A recent study in which the level of happiness of the citizens was evaluated is focused.
This study was conducted in Canada. The researchers ranked more than 1,200 communities by the subjective happiness level from the 400,000 answers of citizens. Surprisingly, the result suggests population density is negatively associated with the average of happiness level.
The Washington Post: People who live in small towns and rural areas are happier than everyone else, researchers say
Thus, citizens living in a rural area are likely to be happier than those in an urban area.
I have seen a similar result of another study the other day.
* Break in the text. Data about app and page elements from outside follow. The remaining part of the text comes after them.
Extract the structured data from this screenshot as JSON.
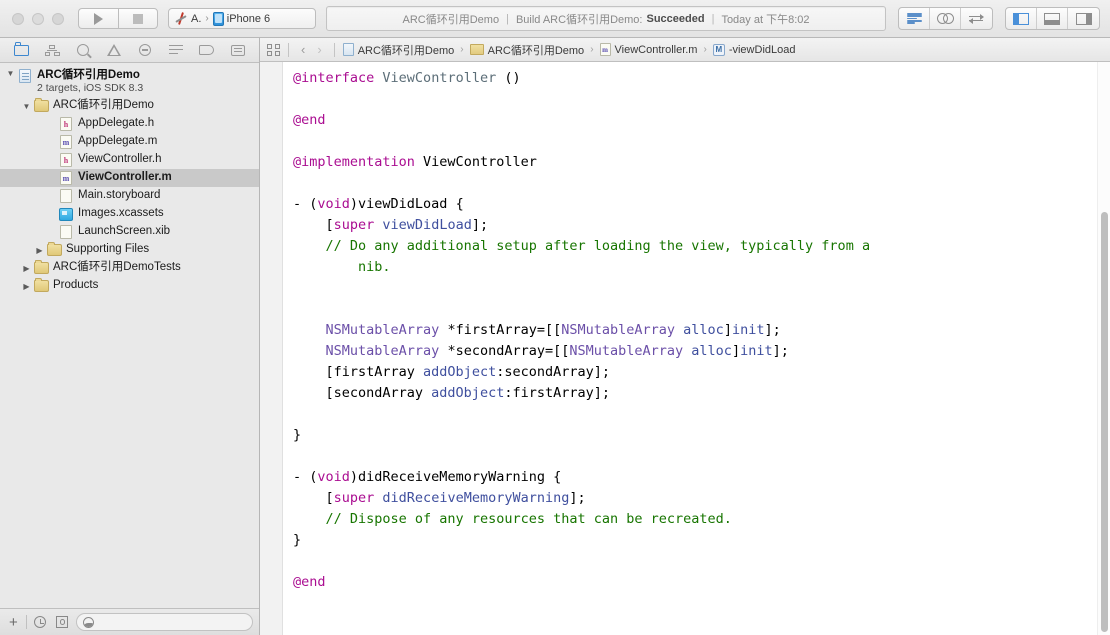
{
  "window": {
    "traffic_lights": [
      "close",
      "minimize",
      "zoom"
    ]
  },
  "toolbar": {
    "run_label": "Run",
    "stop_label": "Stop",
    "scheme": {
      "scheme_name": "A.",
      "separator": "›",
      "destination": "iPhone 6"
    },
    "status": {
      "project": "ARC循环引用Demo",
      "sep1": "|",
      "action": "Build ARC循环引用Demo:",
      "result": "Succeeded",
      "sep2": "|",
      "time": "Today at 下午8:02"
    },
    "editor_modes": [
      {
        "name": "standard-editor",
        "icon": "lines-icon",
        "active": true
      },
      {
        "name": "assistant-editor",
        "icon": "venn-icon",
        "active": false
      },
      {
        "name": "version-editor",
        "icon": "two-arrows-icon",
        "active": false
      }
    ],
    "view_toggles": [
      {
        "name": "navigator-toggle",
        "icon": "left-panel-icon",
        "active": true
      },
      {
        "name": "debug-area-toggle",
        "icon": "bottom-panel-icon",
        "active": false
      },
      {
        "name": "utilities-toggle",
        "icon": "right-panel-icon",
        "active": false
      }
    ]
  },
  "navigator": {
    "tabs": [
      {
        "name": "project-navigator",
        "icon": "folder-icon",
        "active": true
      },
      {
        "name": "symbol-navigator",
        "icon": "hierarchy-icon",
        "active": false
      },
      {
        "name": "find-navigator",
        "icon": "search-icon",
        "active": false
      },
      {
        "name": "issue-navigator",
        "icon": "warning-triangle-icon",
        "active": false
      },
      {
        "name": "test-navigator",
        "icon": "minus-circle-icon",
        "active": false
      },
      {
        "name": "debug-navigator",
        "icon": "list-icon",
        "active": false
      },
      {
        "name": "breakpoint-navigator",
        "icon": "tag-icon",
        "active": false
      },
      {
        "name": "report-navigator",
        "icon": "speech-bubble-icon",
        "active": false
      }
    ],
    "project": {
      "title": "ARC循环引用Demo",
      "subtitle": "2 targets, iOS SDK 8.3"
    },
    "tree": [
      {
        "label": "ARC循环引用Demo",
        "type": "folder",
        "depth": 1,
        "twisty": "open",
        "selected": false
      },
      {
        "label": "AppDelegate.h",
        "type": "file-h",
        "depth": 2,
        "twisty": "empty",
        "selected": false
      },
      {
        "label": "AppDelegate.m",
        "type": "file-m",
        "depth": 2,
        "twisty": "empty",
        "selected": false
      },
      {
        "label": "ViewController.h",
        "type": "file-h",
        "depth": 2,
        "twisty": "empty",
        "selected": false
      },
      {
        "label": "ViewController.m",
        "type": "file-m",
        "depth": 2,
        "twisty": "empty",
        "selected": true
      },
      {
        "label": "Main.storyboard",
        "type": "file-sb",
        "depth": 2,
        "twisty": "empty",
        "selected": false
      },
      {
        "label": "Images.xcassets",
        "type": "xcassets",
        "depth": 2,
        "twisty": "empty",
        "selected": false
      },
      {
        "label": "LaunchScreen.xib",
        "type": "file-xib",
        "depth": 2,
        "twisty": "empty",
        "selected": false
      },
      {
        "label": "Supporting Files",
        "type": "folder",
        "depth": 2,
        "twisty": "closed",
        "selected": false
      },
      {
        "label": "ARC循环引用DemoTests",
        "type": "folder",
        "depth": 1,
        "twisty": "closed",
        "selected": false
      },
      {
        "label": "Products",
        "type": "folder",
        "depth": 1,
        "twisty": "closed",
        "selected": false
      }
    ],
    "bottom_bar": {
      "add_label": "+",
      "recent_icon": "clock-icon",
      "filter_icon": "filter-square-icon",
      "filter_placeholder": "",
      "filter_value": ""
    }
  },
  "jumpbar": {
    "related_items_icon": "related-items-icon",
    "back_arrow": "‹",
    "forward_arrow": "›",
    "breadcrumbs": [
      {
        "label": "ARC循环引用Demo",
        "icon": "project-icon"
      },
      {
        "label": "ARC循环引用Demo",
        "icon": "folder-icon"
      },
      {
        "label": "ViewController.m",
        "icon": "m-file-icon"
      },
      {
        "label": "-viewDidLoad",
        "icon": "method-icon"
      }
    ],
    "separator": "›"
  },
  "editor": {
    "filename": "ViewController.m",
    "language": "objective-c",
    "colors": {
      "keyword": "#aa0d91",
      "comment": "#177500",
      "class_name": "#5c6e78",
      "foundation_class": "#6b4fa8",
      "method_name": "#3f4f9e",
      "plain": "#000000",
      "background": "#ffffff"
    },
    "code_lines": [
      "",
      "@interface ViewController ()",
      "",
      "@end",
      "",
      "@implementation ViewController",
      "",
      "- (void)viewDidLoad {",
      "    [super viewDidLoad];",
      "    // Do any additional setup after loading the view, typically from a",
      "        nib.",
      "",
      "",
      "    NSMutableArray *firstArray=[[NSMutableArray alloc]init];",
      "    NSMutableArray *secondArray=[[NSMutableArray alloc]init];",
      "    [firstArray addObject:secondArray];",
      "    [secondArray addObject:firstArray];",
      "",
      "}",
      "",
      "- (void)didReceiveMemoryWarning {",
      "    [super didReceiveMemoryWarning];",
      "    // Dispose of any resources that can be recreated.",
      "}",
      "",
      "@end"
    ]
  }
}
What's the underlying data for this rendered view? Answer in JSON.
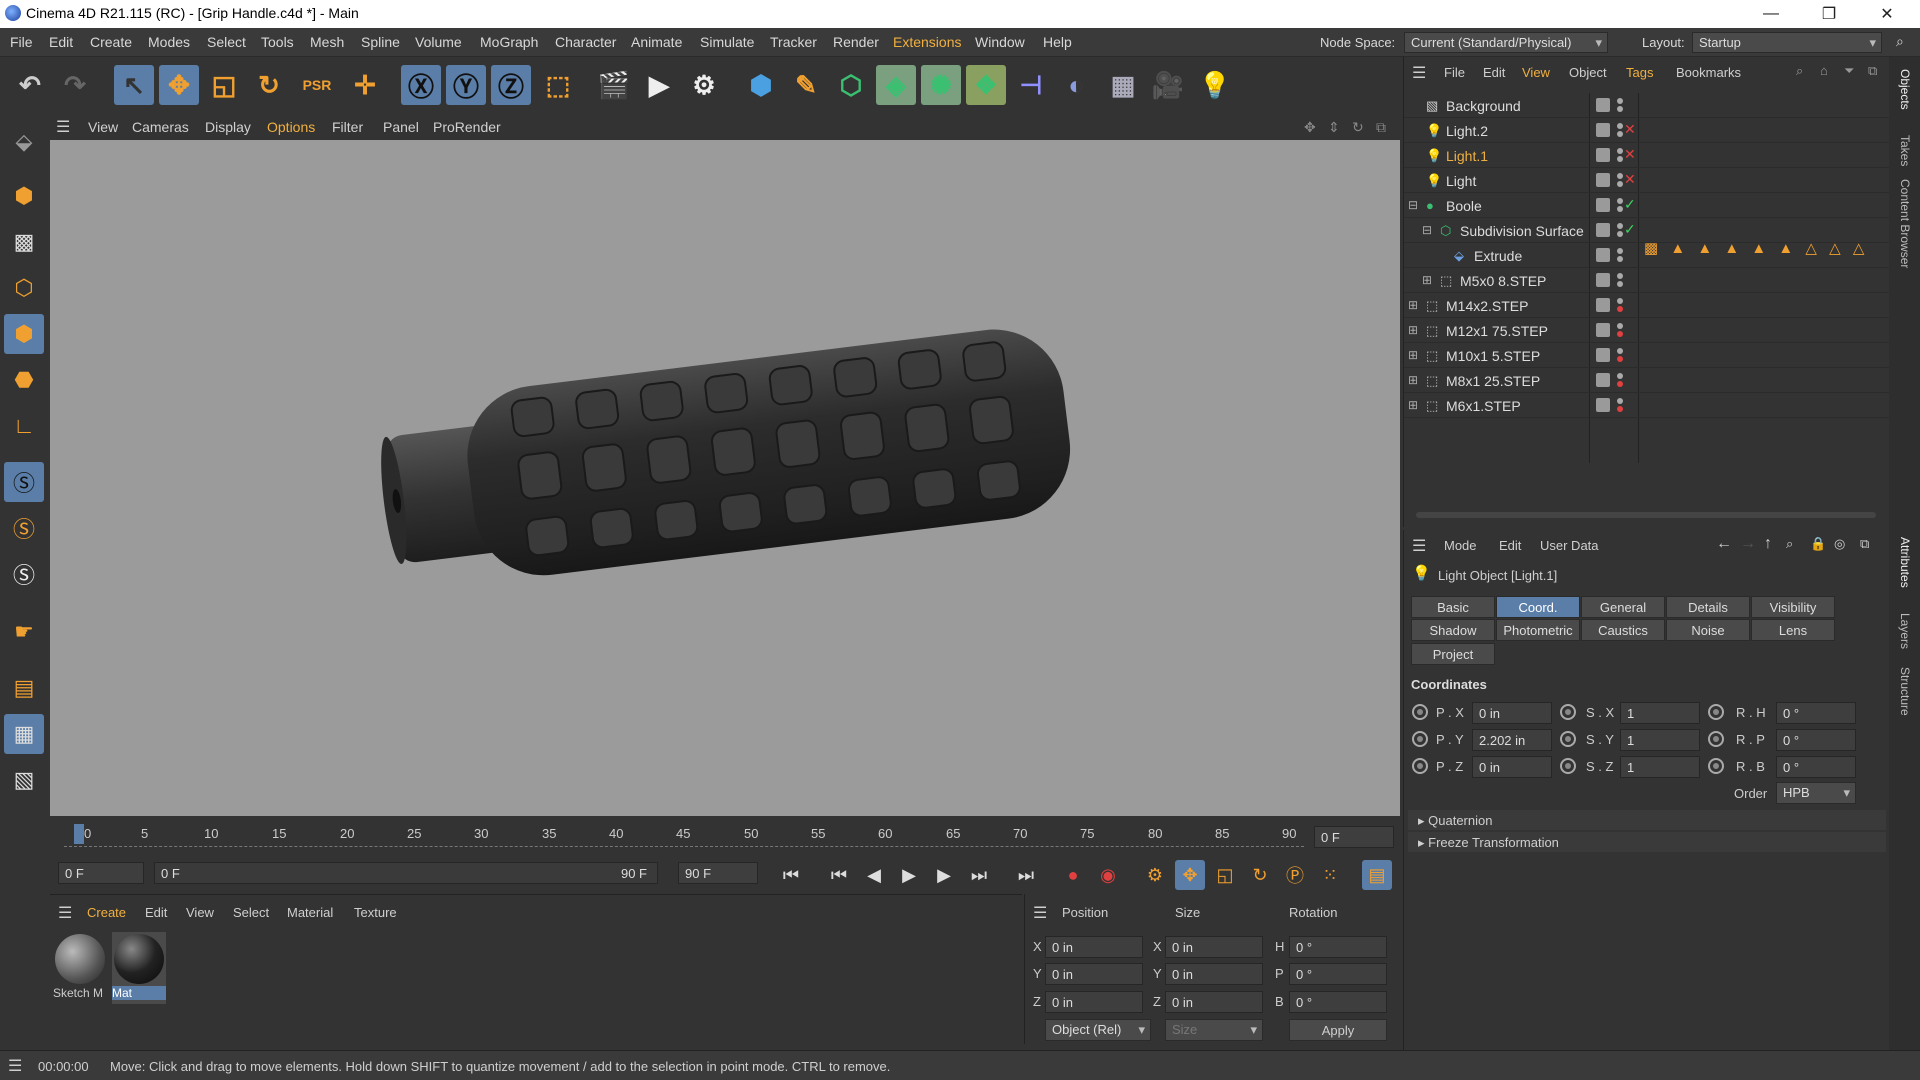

It is suspected that short commute time and the vast space for each citizen are keys to happiness.
In addition, the sense of belonging is essential to maintain the level of satisfaction for everyone. As a result, the level of happiness in the area where there are many immigrants is likely to be relatively low. It does not mean, however, immigrants cannot be happy.
Also in Japan, some people who moved from Tokyo to a rural area say that they become happy. Actually, the life in Tokyo is very convenient and stimulative, but exhausting and costly.
Of course, this result cannot be easily generalized. Happiness is a subjective, and relative sense. If you meet a person who looks happier than you, you may feel unhappy. The happiness level of Butanians was decreased after they get touch with Western culture.
On the other hand, you feel happy when you expect tomorrow will be better than today. In this sense, citizens in a developing country may feel happier than those in a developed country, even though their life is tougher.